So this little camera pack a good-sized punch for a point and shoot camera. I previously did a blog on the Minolta Hi Matic AF 2 and said that it was one of my favorite point and shoot cameras. This Olympus is right up there with the Minolta. This was the second camera that I brought with me to San Diego our wedding / honeymoon trip. I shot around 6 rolls with this camera and focus hit nearly every shot.
This camera has a 35mm F3.5 lens, which isn’t super fast but isn’t too terribly bad either. There is a f2.8 version as well but I don’t know if I can justify the cost different in the two cameras. I did not run into a situation the whole time on the trip where I thought I needed a faster lens. The camera has multiple flash settings including turning it off. One downside to the camera is that when you turn off the flash and then turn off the camera and then turn the camera back on, the flash is automatically set to auto mode again. I’d rather the flash be set to off by default. The camera feels very good in the hands and is small enough to fit in a front pocket in your jeans. Everything about this camera is automatic (except being able to control the flash functions). I do like the fact that this camera can read film DX codes and can shoot faster films than ISO 400 and ISO 800. When you are finished with the roll of film the camera also automatically rewinds the film for you too. Two other features worth mentioning are the tripod socket on the bottom and the self timer mode.
The only downside that I can think of with this camera is the flash being turned on auto automatically when the camera is turned on. Overall this camera is almost the perfect point and shoot for just about any situation.

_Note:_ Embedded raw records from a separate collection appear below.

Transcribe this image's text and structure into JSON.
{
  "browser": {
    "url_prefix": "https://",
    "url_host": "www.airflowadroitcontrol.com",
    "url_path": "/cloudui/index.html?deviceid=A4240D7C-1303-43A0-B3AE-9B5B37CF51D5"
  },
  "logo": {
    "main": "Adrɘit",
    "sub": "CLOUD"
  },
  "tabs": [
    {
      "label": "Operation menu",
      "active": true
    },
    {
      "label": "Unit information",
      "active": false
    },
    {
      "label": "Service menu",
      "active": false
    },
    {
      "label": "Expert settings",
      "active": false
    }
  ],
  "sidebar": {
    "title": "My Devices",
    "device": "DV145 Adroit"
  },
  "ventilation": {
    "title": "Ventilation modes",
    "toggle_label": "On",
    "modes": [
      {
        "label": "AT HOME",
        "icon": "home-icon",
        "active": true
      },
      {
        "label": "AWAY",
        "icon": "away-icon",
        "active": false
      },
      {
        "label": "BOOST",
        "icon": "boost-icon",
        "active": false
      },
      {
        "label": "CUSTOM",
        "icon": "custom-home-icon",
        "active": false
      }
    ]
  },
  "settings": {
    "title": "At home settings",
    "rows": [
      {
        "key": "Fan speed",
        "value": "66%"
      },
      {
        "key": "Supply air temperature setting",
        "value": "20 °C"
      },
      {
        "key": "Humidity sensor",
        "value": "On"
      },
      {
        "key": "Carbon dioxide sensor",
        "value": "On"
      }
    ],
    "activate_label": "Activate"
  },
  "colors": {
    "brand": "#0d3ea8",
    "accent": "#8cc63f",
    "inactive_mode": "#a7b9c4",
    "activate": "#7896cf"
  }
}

I bought this camera for $15 and have seen them being sold for $30 and even a little more. This camera is well worth the purchase if you are looking for an all around film point and shoot and can deal with the flash function.
Some might say the f3.5 lens compared to the f2.8
focus is a smidge slower than I would like but definitely not a deal breaker